According to a recent U.S. News & World Report article, many students do not ask enough questions or do thorough research before applying to a university. There is a lot you can learn by asking the right questions. Education experts recommend researching the following topics and asking many open-ended questions, such as:
- What employment opportunities are available to me after I graduate? The university’s admissions or career services office should be able to tell you about large employers nearby, which employers recruit on campus, and which employers are most likely to sponsor graduates’ work visas if you’re an international student.
- Can I talk with a current student or recent alumnus? Chatting in person or online with a fellow student is a great way to hear firsthand about what the university is really like, from someone who has similar experiences. Inquire about pros and cons of their university experience. Ask them about their experience coming to that university, and what they wish they had known before they arrived.
- What support services are available to me if I am an international student? For example, will the admissions office help you with immigration paperwork? Does the university offer English language tutoring? Do they help international students find work after graduation? (If so, they should be able to share job placement rates for your major.)
- What help can I receive paying for college?
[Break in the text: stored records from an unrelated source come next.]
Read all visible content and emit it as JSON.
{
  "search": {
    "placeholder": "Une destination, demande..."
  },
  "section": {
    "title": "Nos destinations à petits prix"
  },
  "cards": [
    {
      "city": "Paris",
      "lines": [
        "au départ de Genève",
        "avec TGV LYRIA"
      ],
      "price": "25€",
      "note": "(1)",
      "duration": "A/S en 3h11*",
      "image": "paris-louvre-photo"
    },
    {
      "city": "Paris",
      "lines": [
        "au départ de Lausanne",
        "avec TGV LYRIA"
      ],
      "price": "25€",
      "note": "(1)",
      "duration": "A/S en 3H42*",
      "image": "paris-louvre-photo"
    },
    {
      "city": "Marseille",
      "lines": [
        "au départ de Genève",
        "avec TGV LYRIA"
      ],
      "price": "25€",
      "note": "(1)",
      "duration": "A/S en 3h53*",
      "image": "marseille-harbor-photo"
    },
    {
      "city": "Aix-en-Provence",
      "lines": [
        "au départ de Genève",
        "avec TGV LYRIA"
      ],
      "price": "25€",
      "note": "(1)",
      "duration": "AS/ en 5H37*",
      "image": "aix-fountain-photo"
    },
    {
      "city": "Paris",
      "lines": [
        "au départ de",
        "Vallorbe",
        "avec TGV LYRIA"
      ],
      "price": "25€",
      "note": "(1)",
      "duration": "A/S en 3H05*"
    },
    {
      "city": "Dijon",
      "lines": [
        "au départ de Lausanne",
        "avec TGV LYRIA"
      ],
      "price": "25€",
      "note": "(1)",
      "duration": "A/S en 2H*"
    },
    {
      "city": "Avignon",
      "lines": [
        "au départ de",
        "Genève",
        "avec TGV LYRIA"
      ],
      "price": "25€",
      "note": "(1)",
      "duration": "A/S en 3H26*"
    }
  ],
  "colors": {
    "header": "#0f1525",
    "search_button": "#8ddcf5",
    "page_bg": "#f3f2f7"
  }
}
Ask the university’s admissions counselor or financial aid officer about scholarships or aid packages they think you might have the best chance of receiving and what the criteria is to receive this during your subsequent years in school. For example, you may need to maintain certain grades to continue to receive aid each year. Also, find out if you are eligible for work-study programs or similar opportunities.
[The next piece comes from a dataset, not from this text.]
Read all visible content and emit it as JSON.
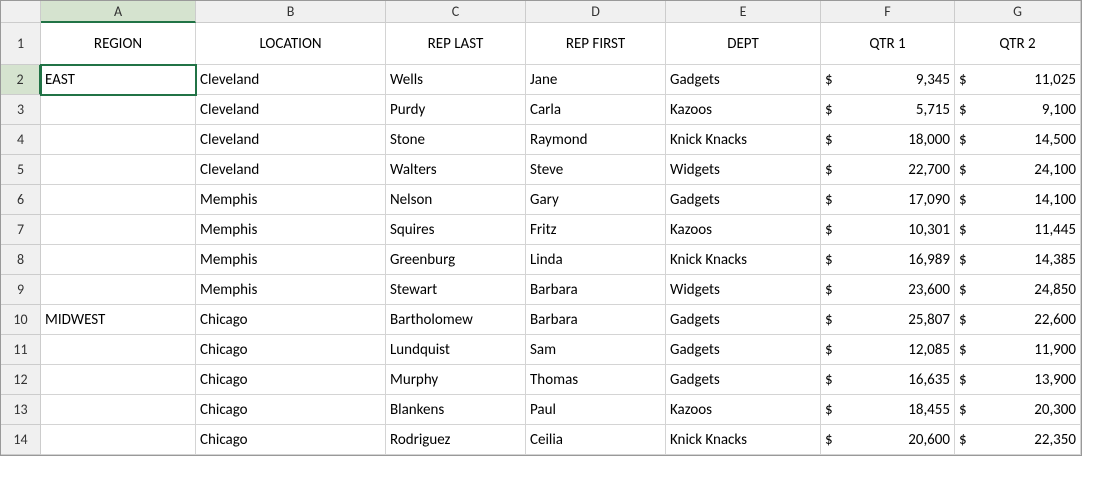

- What is the cost of living? Even if your tuition costs are covered, you’ll still need to know what other costs might be during and after your time in school. Find this information by looking at a cost of living calculator.
- What’s the climate? Ask for recommendations on preparing for each season. This might sound like a silly question, but you are likely to get some great advice. After all, you don’t want to end up in spending a winter in Boston without a down coat or pretty much any day in San Diego without strong sunscreen!
- Can you describe the campus culture? It’s helpful to know about more than just what types of activities there are to do on and off campus. Ask lots of questions, such as: Can you tell me about the types of students who tend to thrive here? What are some good ways to get to know people as a new student on campus? What is the international community like on campus?
- What’s the best way to learn about the school if I can’t visit in person? Many universities participate in virtual college fairs and offer online open houses, webcasts, virtual tours to help students who aren’t able to tour campus before they apply or before they make their final enrollment decision.